Darlene DeBruine, a family and consumer science teacher at Rosewood Middle School, is always looking for creative ways to teach her students.

One year, her classes made pillows for cancer patients at Kitty Askins Hospice Center.

When it came time to decide upon a project for the sewing unit recently, she thought about visits she'd made to the animal shelter to find a pet.

Seeing all the dogs and cats waiting to be adopted sparked a thought.

"With the holidays, I told (my students) dogs have feelings, too," she said. "How would we comfort them? Maybe with a blanket.

"Then I thought, why don't we just make them toys? I thought it would be fun for (the animals) to have something to play with."

Ms. DeBruine had her seventh- and eighth-grade classes create basic patterns, drawing either a box, for a square pillow, or a bone-shaped design. Then they did a trial run with the sewing machine to become familiar with the technique.

"We always try to get them to sew a pattern on paper before we work with needle and thread," she explained.

The teacher was especially fortunate, she said, when she began searching for fabric.

"I went to Walmart on Spence Avenue and they donated the material for the project," she said. The cotton fabric featured, fittingly enough, pictures of cats and dogs.
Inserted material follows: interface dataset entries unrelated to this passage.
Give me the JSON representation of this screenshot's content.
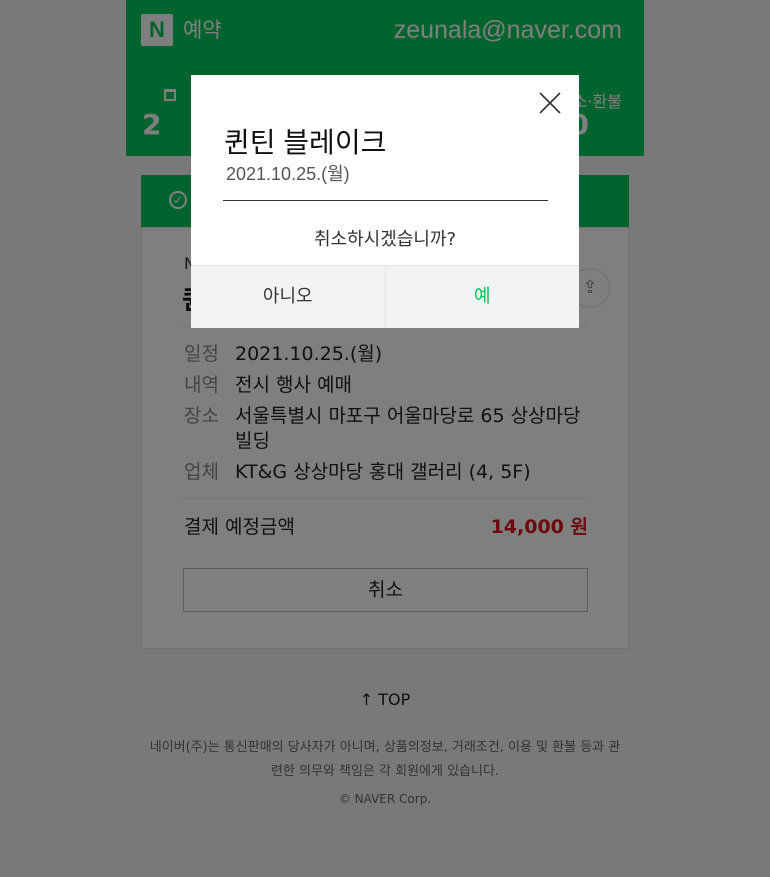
{
  "header": {
    "logo": "N",
    "title": "예약",
    "user_email": "zeunala@naver.com"
  },
  "summary": {
    "left_number": "2",
    "right_label": "소·환불",
    "right_number": "0"
  },
  "card": {
    "label": "N",
    "title_initial": "퀸",
    "share_icon": "share-icon",
    "info": [
      {
        "key": "일정",
        "value": "2021.10.25.(월)"
      },
      {
        "key": "내역",
        "value": "전시 행사 예매"
      },
      {
        "key": "장소",
        "value": "서울특별시 마포구 어울마당로 65 상상마당빌딩"
      },
      {
        "key": "업체",
        "value": "KT&G 상상마당 홍대 갤러리 (4, 5F)"
      }
    ],
    "payment_label": "결제 예정금액",
    "payment_amount": "14,000 원",
    "cancel_button": "취소"
  },
  "footer": {
    "top_link": "↑ TOP",
    "notice": "네이버(주)는 통신판매의 당사자가 아니며, 상품의정보, 거래조건, 이용 및 환불 등과 관련한 의무와 책임은 각 회원에게 있습니다.",
    "copyright": "© NAVER Corp."
  },
  "dialog": {
    "title": "퀸틴 블레이크",
    "date": "2021.10.25.(월)",
    "message": "취소하시겠습니까?",
    "no_button": "아니오",
    "yes_button": "예"
  },
  "colors": {
    "brand_green": "#03c75a",
    "price_red": "#d8141a"
  }
}
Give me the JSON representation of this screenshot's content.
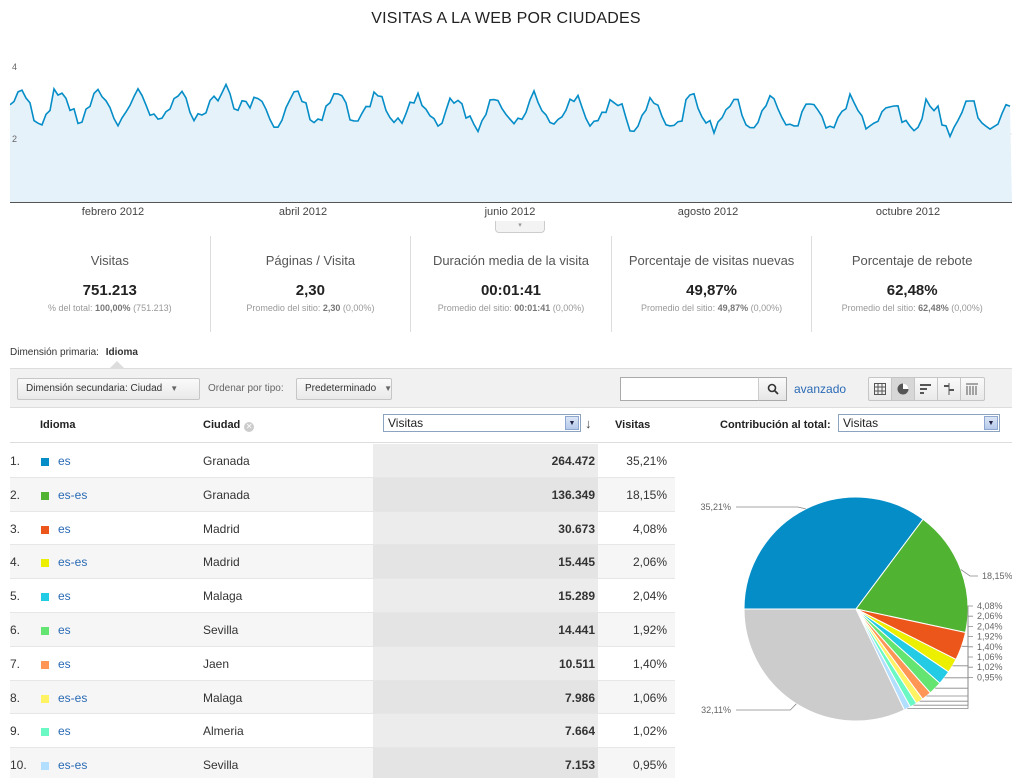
{
  "title": "VISITAS A LA WEB POR CIUDADES",
  "trend": {
    "y_top": "4",
    "y_mid": "2",
    "line_color": "#058dc7",
    "fill_color": "#e6f2fa",
    "months": [
      "febrero 2012",
      "abril 2012",
      "junio 2012",
      "agosto 2012",
      "octubre 2012"
    ]
  },
  "metrics": [
    {
      "label": "Visitas",
      "value": "751.213",
      "sub_prefix": "% del total: ",
      "sub_bold": "100,00%",
      "sub_suffix": " (751.213)"
    },
    {
      "label": "Páginas / Visita",
      "value": "2,30",
      "sub_prefix": "Promedio del sitio: ",
      "sub_bold": "2,30",
      "sub_suffix": " (0,00%)"
    },
    {
      "label": "Duración media de la visita",
      "value": "00:01:41",
      "sub_prefix": "Promedio del sitio: ",
      "sub_bold": "00:01:41",
      "sub_suffix": " (0,00%)"
    },
    {
      "label": "Porcentaje de visitas nuevas",
      "value": "49,87%",
      "sub_prefix": "Promedio del sitio: ",
      "sub_bold": "49,87%",
      "sub_suffix": " (0,00%)"
    },
    {
      "label": "Porcentaje de rebote",
      "value": "62,48%",
      "sub_prefix": "Promedio del sitio: ",
      "sub_bold": "62,48%",
      "sub_suffix": " (0,00%)"
    }
  ],
  "dimension": {
    "label": "Dimensión primaria:",
    "value": "Idioma"
  },
  "toolbar": {
    "secondary_label": "Dimensión secundaria: Ciudad",
    "sort_label": "Ordenar por tipo:",
    "order_label": "Predeterminado",
    "search_value": "",
    "advanced_label": "avanzado"
  },
  "table": {
    "col_idioma": "Idioma",
    "col_ciudad": "Ciudad",
    "metric_select": "Visitas",
    "col_visitas": "Visitas",
    "contrib_label": "Contribución al total:",
    "contrib_select": "Visitas",
    "rows": [
      {
        "num": "1.",
        "lang": "es",
        "city": "Granada",
        "visits": "264.472",
        "pct": "35,21%",
        "color": "#058dc7"
      },
      {
        "num": "2.",
        "lang": "es-es",
        "city": "Granada",
        "visits": "136.349",
        "pct": "18,15%",
        "color": "#50b432"
      },
      {
        "num": "3.",
        "lang": "es",
        "city": "Madrid",
        "visits": "30.673",
        "pct": "4,08%",
        "color": "#ed561b"
      },
      {
        "num": "4.",
        "lang": "es-es",
        "city": "Madrid",
        "visits": "15.445",
        "pct": "2,06%",
        "color": "#edef00"
      },
      {
        "num": "5.",
        "lang": "es",
        "city": "Malaga",
        "visits": "15.289",
        "pct": "2,04%",
        "color": "#24cbe5"
      },
      {
        "num": "6.",
        "lang": "es",
        "city": "Sevilla",
        "visits": "14.441",
        "pct": "1,92%",
        "color": "#64e572"
      },
      {
        "num": "7.",
        "lang": "es",
        "city": "Jaen",
        "visits": "10.511",
        "pct": "1,40%",
        "color": "#ff9655"
      },
      {
        "num": "8.",
        "lang": "es-es",
        "city": "Malaga",
        "visits": "7.986",
        "pct": "1,06%",
        "color": "#fff263"
      },
      {
        "num": "9.",
        "lang": "es",
        "city": "Almeria",
        "visits": "7.664",
        "pct": "1,02%",
        "color": "#6af9c4"
      },
      {
        "num": "10.",
        "lang": "es-es",
        "city": "Sevilla",
        "visits": "7.153",
        "pct": "0,95%",
        "color": "#b2deff"
      }
    ]
  },
  "chart_data": {
    "type": "pie",
    "title": "",
    "categories": [
      "1. es Granada",
      "2. es-es Granada",
      "3. es Madrid",
      "4. es-es Madrid",
      "5. es Malaga",
      "6. es Sevilla",
      "7. es Jaen",
      "8. es-es Malaga",
      "9. es Almeria",
      "10. es-es Sevilla",
      "otros"
    ],
    "values": [
      35.21,
      18.15,
      4.08,
      2.06,
      2.04,
      1.92,
      1.4,
      1.06,
      1.02,
      0.95,
      32.11
    ],
    "labels": [
      "35,21%",
      "18,15%",
      "4,08%",
      "2,06%",
      "2,04%",
      "1,92%",
      "1,40%",
      "1,06%",
      "1,02%",
      "0,95%",
      "32,11%"
    ],
    "colors": [
      "#058dc7",
      "#50b432",
      "#ed561b",
      "#edef00",
      "#24cbe5",
      "#64e572",
      "#ff9655",
      "#fff263",
      "#6af9c4",
      "#b2deff",
      "#cccccc"
    ]
  }
}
Following the practice exercise, students cut out fabric and embarked on the actual task -- operating a foot pedal of the sewing machine and guiding the two pieces beneath the needle.

Daniel Reynolds was very pleased with his work, surveying the outcome as he began putting stuffing in his pillow.

"When I had to practice for this, that was hard because we had to turn it," the seventh-grader said. "Since I had a square, it was kind of easy. I thought I was gonna mess up on it."

Derek Neal's pillow was in the shape of a bone, tricky, he said, "because of the curves." Fortunately, he said, "We did it on a piece of paper without the thread" beforehand.

Tanner Bradley said he chose the bone-shaped pattern in honor of his own dog.

Brandon Crocker admitted he had been apprehensive at first. "I'm gonna sew my fingers together because I don't know how to sew," he said.

Liyah Foye said she was used to watching her mother and grandmother sew but doing it herself was a new experience. "It's really challenging for me, all of it," she said of the project.

"I think it's actually kind of fun but it's really hard," said Austin Perkins.

His classmate, Derrick Hartley, the only eighth-grader in the group, admitted it's a good thing for a young man to know how to sew.

"Because, let's say you were trying to sew up your shirt or something, some people might just put some tape on it," he said.

"Say you had a big hole in your stuff. How are you gonna sew it?" added Austin.

Adrienne Best and Carrie Beckert were also pleased with the outcome.

"I liked it, all of it," said Carrie.

And even though it was a fun class project, the group agreed they enjoyed being able to do something for the animals at the shelter.

"There's some of them (animals) that come from really bad homes, owners have to give them up, they can't afford to give them toys," Liyah said. "They'll really appreciate it."

Approximately 40 toys will be picked up next week by the animal shelter, Ms. DeBruine said.